When you’re in the market for a new house and find a bargain, especially in this economic atmosphere, it may be very tempting to snatch it up without really thinking about what you’re getting yourself into.
But before doing the paperwork, before doing a check on the house’s history, there are some very practical things you need to think about.
Bad Home Locations
Location isn’t just about being close to a good school in a good part of town; there are several location issues you should consider before signing any contract.
What’s Next Door: Never buy a house next door to a shopping center or a lot/buildings that are zoned commercial; you’re putting yourself at risk of a lot of noise and traffic. If your house fronts a nice quiet street, but backs up to a busy street or highway, you’ll have a problem with noise at night, and possibly light and pollution as well. Renters next door are not a good idea; even if the current occupants are nice, you can expect rental homes overall to degrade the immediate neighborhood, and the turnover in occupancy can be a problem in the future. Slow speed zones, like school zones, should be avoided, though they’re not as serious as other issues.
Think About All Your Senses: If you look at a house within a mile or two of livestock farms, landfills, or major fishing piers, keep in mind the nasty odors that can ruin your cookouts when the wind changes. And though house values and neighborhood quality is usually very high near a golf course, you may not be so happy with your new home when someone’s bad slice sends a ball through your windshield.
Lay of the Land: Avoid steep hills, especially if you live anywhere it snows, or where it rains a lot. Be sure that before you commit to a home, you visit the house when it’s raining outside, preferably raining hard; it’s often not immediately obvious that a home is at risk of flooding.
Premium View: If your home is advertised as premium view, think twice. This adds money to the house value today, but you can’t buy the view; no one can guarantee that your beautiful vista won’t be blocked by a high-rise nearby in a year or two, reducing the value of your home drastically.
The Home Compared To The Neighborhood
The biggest and most expensive house in a neighborhood is also the one most imminently at risk of property devaluation, making it a bad investment. Check out the homeowner’s association as well, if there’s one in your neighborhood; high fees can reduce your property’s value in the long run. On the other end, neighborhoods that allow boats, commercial vans, and other similar items to park openly on the street or in front lots will likely see property values drop before areas that don’t.
How have property values done in this neighborhood? If they haven’t increased or if they have decreased in this area, you might want to reconsider the purchase.
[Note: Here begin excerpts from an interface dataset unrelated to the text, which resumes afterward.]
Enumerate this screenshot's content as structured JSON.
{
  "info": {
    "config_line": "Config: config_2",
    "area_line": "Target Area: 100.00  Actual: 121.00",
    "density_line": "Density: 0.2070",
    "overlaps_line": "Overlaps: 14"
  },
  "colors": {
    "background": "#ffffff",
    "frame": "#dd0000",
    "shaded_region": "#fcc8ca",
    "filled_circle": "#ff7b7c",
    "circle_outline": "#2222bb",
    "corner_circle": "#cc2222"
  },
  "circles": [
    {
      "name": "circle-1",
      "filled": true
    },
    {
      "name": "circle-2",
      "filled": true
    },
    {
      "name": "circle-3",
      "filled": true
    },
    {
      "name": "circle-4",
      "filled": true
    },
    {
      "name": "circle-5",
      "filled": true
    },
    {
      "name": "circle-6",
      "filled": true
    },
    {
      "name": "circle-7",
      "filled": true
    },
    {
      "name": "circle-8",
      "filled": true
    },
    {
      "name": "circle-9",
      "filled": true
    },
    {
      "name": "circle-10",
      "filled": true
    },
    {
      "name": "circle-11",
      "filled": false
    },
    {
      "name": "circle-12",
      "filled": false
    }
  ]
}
The way this house relates to the rest of the neighborhood is significant. If it’s close to the beginning of the block, you should be aware that everyone has to pass your house on their way home — which means you’ll see heavy traffic. You may also be in the unlucky corner house that gets every headlight turning onto your street, or tracks in your lawn from people who don’t quite make the turn or who decide your lawn is a convenient turnaround spot.
Pay close attention to accessibility. Does your street open onto a main road without a traffic light? Will you have to make a U-turn to get home when you come in from the wrong direction? Or — shudder — will you have to back out your driveway into heavy traffic? These are very important considerations.
Home Architecture Disasters
Design, Maintenance, and Inspection: Chipped paint, damaged roofs, and cracks in the foundation are warning signs that there may be something deeper wrong with the house. How long has that roof been damaged, and is there rain and mildew in the attic now? Are the foundation cracks from settling that hasn’t finished yet? Are the chips in the paint a sign of a lackadaisical ex-owner who let things go?
Even if there’s nothing structurally wrong with the home, there may be design issues you need to know about. For instance, homes with flat roofs on any part of the structure are liable to roof damage just from sitting water, and are much weaker in snowy areas than pitched roofs. Flatter roofs (though not completely flat ones) are desirable in areas with lots of hurricanes. Homes in hurricane-prone areas are less damaged if they are made of concrete block, which means their value is higher and your insurance costs are lower. In the North, it can be very hard to sell a home without a fireplace, and throughout the country a lack of central air and heat will severely devalue a home.
Homes that have only one bathroom or with a single-car garage or just a carport, will be harder to sell in most areas. Homes with two beds and two baths should be bargain-priced; they are much harder to sell than three bed-two bath homes. Tiny master bedrooms, very small closets, and a lack of storage space will cause the value of your house to be lower than it otherwise would be.
Finally, your unique gem may be everyone else’s eyesore; homes with strange architectural design will be very difficult to resell.